Social insects provide interesting and accessible models for testing life history theory because workers are roughly equivalent to the soma or body of a metazoan organism, while the reproductives can be treated as the germ or reproductive line. This analogy becomes weaker when the workers have some opportunity for direct reproduction. Nonetheless, insect colonies often develop in ways that suggest a trade-off between growth (i.e., worker production) and reproduction [i.e., production of gynes (new queens) and males].
One important decision that colonies make is the size at which to reproduce. This varies widely among even closely related species. For example, average size for mature colonies varies over at least five orders of magnitude among eusocial paper wasps (Vespidae).

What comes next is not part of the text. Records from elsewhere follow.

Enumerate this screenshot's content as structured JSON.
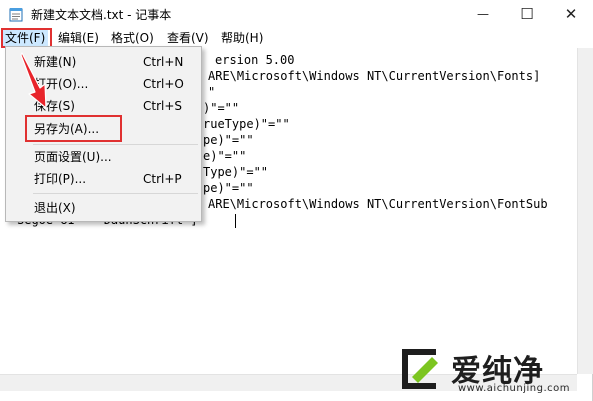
{
  "window": {
    "title": "新建文本文档.txt - 记事本",
    "minimize_glyph": "—",
    "maximize_glyph": "☐",
    "close_glyph": "✕"
  },
  "menubar": {
    "items": [
      "文件(F)",
      "编辑(E)",
      "格式(O)",
      "查看(V)",
      "帮助(H)"
    ],
    "active_index": 0
  },
  "file_menu": {
    "items": [
      {
        "label": "新建(N)",
        "shortcut": "Ctrl+N"
      },
      {
        "label": "打开(O)...",
        "shortcut": "Ctrl+O"
      },
      {
        "label": "保存(S)",
        "shortcut": "Ctrl+S"
      },
      {
        "label": "另存为(A)...",
        "shortcut": ""
      },
      {
        "label": "页面设置(U)...",
        "shortcut": ""
      },
      {
        "label": "打印(P)...",
        "shortcut": "Ctrl+P"
      },
      {
        "label": "退出(X)",
        "shortcut": ""
      }
    ],
    "highlighted_item": "另存为(A)..."
  },
  "editor": {
    "lines": [
      "ersion 5.00",
      "ARE\\Microsoft\\Windows NT\\CurrentVersion\\Fonts]",
      "\"",
      ")\"=\"\"",
      "rueType)\"=\"\"",
      "pe)\"=\"\"",
      "e)\"=\"\"",
      "Type)\"=\"\"",
      "pe)\"=\"\"",
      "ARE\\Microsoft\\Windows NT\\CurrentVersion\\FontSub",
      "Segoe UI    DaunSchrift\"]"
    ]
  },
  "watermark": {
    "brand": "爱纯净",
    "url": "www.aichunjing.com"
  },
  "colors": {
    "annotation_red": "#e03131",
    "menu_active_bg": "#cce8ff",
    "dropdown_bg": "#f2f2f2"
  }
}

Another important concern is the timing of reproduction. In some species, colonies exhibit a big-bang pattern of reproduction. The worker population of the nest increases as the growing season progresses, often exponentially. At some critical point in development the colony ceases to produce workers, switching entirely to the production of gynes and/or males. Colony decline or senescence follows reproduction. Temperate bumble bees and yellowjackets often approximate a big-bang approach to reproduction, and their life cycles resemble those of annual plants. Other species produce workers and reproductives simultaneously. In the extreme case, some males and gynes may emerge among the earliest offspring from the nest. For example, some Neotropical paper wasps (Mischocyttarus spp.) exhibit a great deal of overlap of worker and reproductive production. Swarm-founding species frequently undergo several bouts of reproduction, issuing reproductive swarms sequentially over a long period without undergoing parent colony decline.
For eusocial Hymenoptera, production of male offspring is potentially costly to the colony, and selection for labor efficiency may act to delay male production. Male Hymenoptera rarely work for their colonies and are often thought to represent a drain on colony resources. This cost does not accrue to termites, both sexes of which participate fully as workers.
In seasonal habitats, the proper conditions for nest foundation can be constrained to a narrow window of time. This can select for a high degree of synchrony among colonies in a population in the timing of release of reproductives. In some species, reproductive offspring that depart from their natal nest must mate and either overwinter or initiate a new nest or perish. This pattern is apparently common to many ants and termites. In other species, reproductive females (honey bees, some bumble bees) and males (other bumble bees, some tropical Mischocyttarus wasps) can leave to find mates, but then return to the natal nest.
Beyond the germ line vs soma distinction, investment in the different sexes is an important consideration facing many insect societies. This is especially important for eusocial Hymenoptera, the males of which perform little or no labor for their colonies to offset their production and maintenance. Sex allocation theory, which attempts to predict the optimal investment an organism should make in the proportion of male compared to female offspring, has been applied to ant colonies. There is some evidence to suggest that, as predicted, colonies alter their relative amount of investment in males and gynes, depending on such environmental conditions as food availability.
Was this article helpful?
You Might Start Missing Your Termites After Kickin'em Out. After All, They Have Been Your Roommates For Quite A While. Enraged With How The Termites Have Eaten Up Your Antique Furniture? Can't Wait To Have Them Exterminated Completely From The Face Of The Earth? Fret Not. We Will Tell You How To Get Rid Of Them From Your House At Least. If Not From The Face The Earth.